▶ _PROBLEM TO SOLVE_
Reproduce the records below exactly as they appear, omitting any pictures they contain.

(Data excerpts)
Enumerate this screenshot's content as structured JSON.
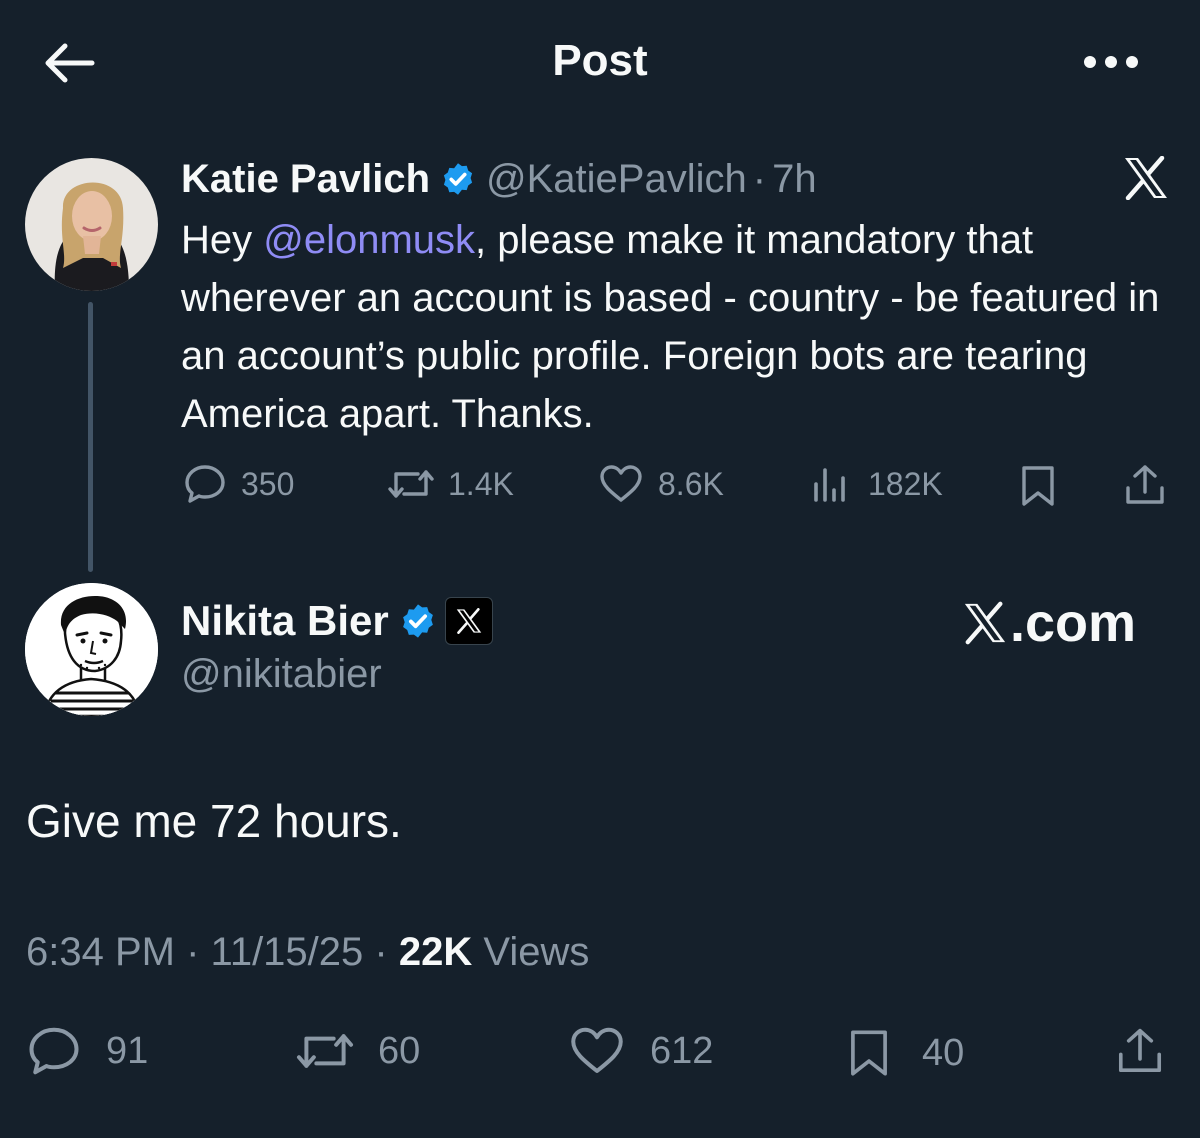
{
  "header": {
    "title": "Post",
    "back_icon": "arrow-left-icon",
    "more_icon": "more-horizontal-icon"
  },
  "parent_tweet": {
    "author": {
      "name": "Katie Pavlich",
      "handle": "@KatiePavlich",
      "verified": true
    },
    "separator": "·",
    "time": "7h",
    "text_prefix": "Hey ",
    "mention": "@elonmusk",
    "text_suffix": ", please make it mandatory that wherever an account is based - country - be featured in an account’s public profile. Foreign bots are tearing America apart. Thanks.",
    "stats": {
      "replies": "350",
      "reposts": "1.4K",
      "likes": "8.6K",
      "views": "182K"
    }
  },
  "main_tweet": {
    "author": {
      "name": "Nikita Bier",
      "handle": "@nikitabier",
      "verified": true,
      "affiliation": "X"
    },
    "link_label": ".com",
    "text": "Give me 72 hours.",
    "meta": {
      "time": "6:34 PM",
      "separator": "·",
      "date": "11/15/25",
      "views_count": "22K",
      "views_label": "Views"
    },
    "stats": {
      "replies": "91",
      "reposts": "60",
      "likes": "612",
      "bookmarks": "40"
    }
  },
  "colors": {
    "background": "#15202b",
    "text": "#f7f9f9",
    "muted": "#8b98a5",
    "mention": "#8f8cf5",
    "verified": "#1d9bf0",
    "thread_line": "#425466"
  }
}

▶ _ANSWER FOR THE TASK_
Enumerate this screenshot's content as structured JSON.
{
  "header": {
    "title": "Post",
    "back_icon": "arrow-left-icon",
    "more_icon": "more-horizontal-icon"
  },
  "parent_tweet": {
    "author": {
      "name": "Katie Pavlich",
      "handle": "@KatiePavlich",
      "verified": true
    },
    "separator": "·",
    "time": "7h",
    "text_prefix": "Hey ",
    "mention": "@elonmusk",
    "text_suffix": ", please make it mandatory that wherever an account is based - country - be featured in an account’s public profile. Foreign bots are tearing America apart. Thanks.",
    "stats": {
      "replies": "350",
      "reposts": "1.4K",
      "likes": "8.6K",
      "views": "182K"
    }
  },
  "main_tweet": {
    "author": {
      "name": "Nikita Bier",
      "handle": "@nikitabier",
      "verified": true,
      "affiliation": "X"
    },
    "link_label": ".com",
    "text": "Give me 72 hours.",
    "meta": {
      "time": "6:34 PM",
      "separator": "·",
      "date": "11/15/25",
      "views_count": "22K",
      "views_label": "Views"
    },
    "stats": {
      "replies": "91",
      "reposts": "60",
      "likes": "612",
      "bookmarks": "40"
    }
  },
  "colors": {
    "background": "#15202b",
    "text": "#f7f9f9",
    "muted": "#8b98a5",
    "mention": "#8f8cf5",
    "verified": "#1d9bf0",
    "thread_line": "#425466"
  }
}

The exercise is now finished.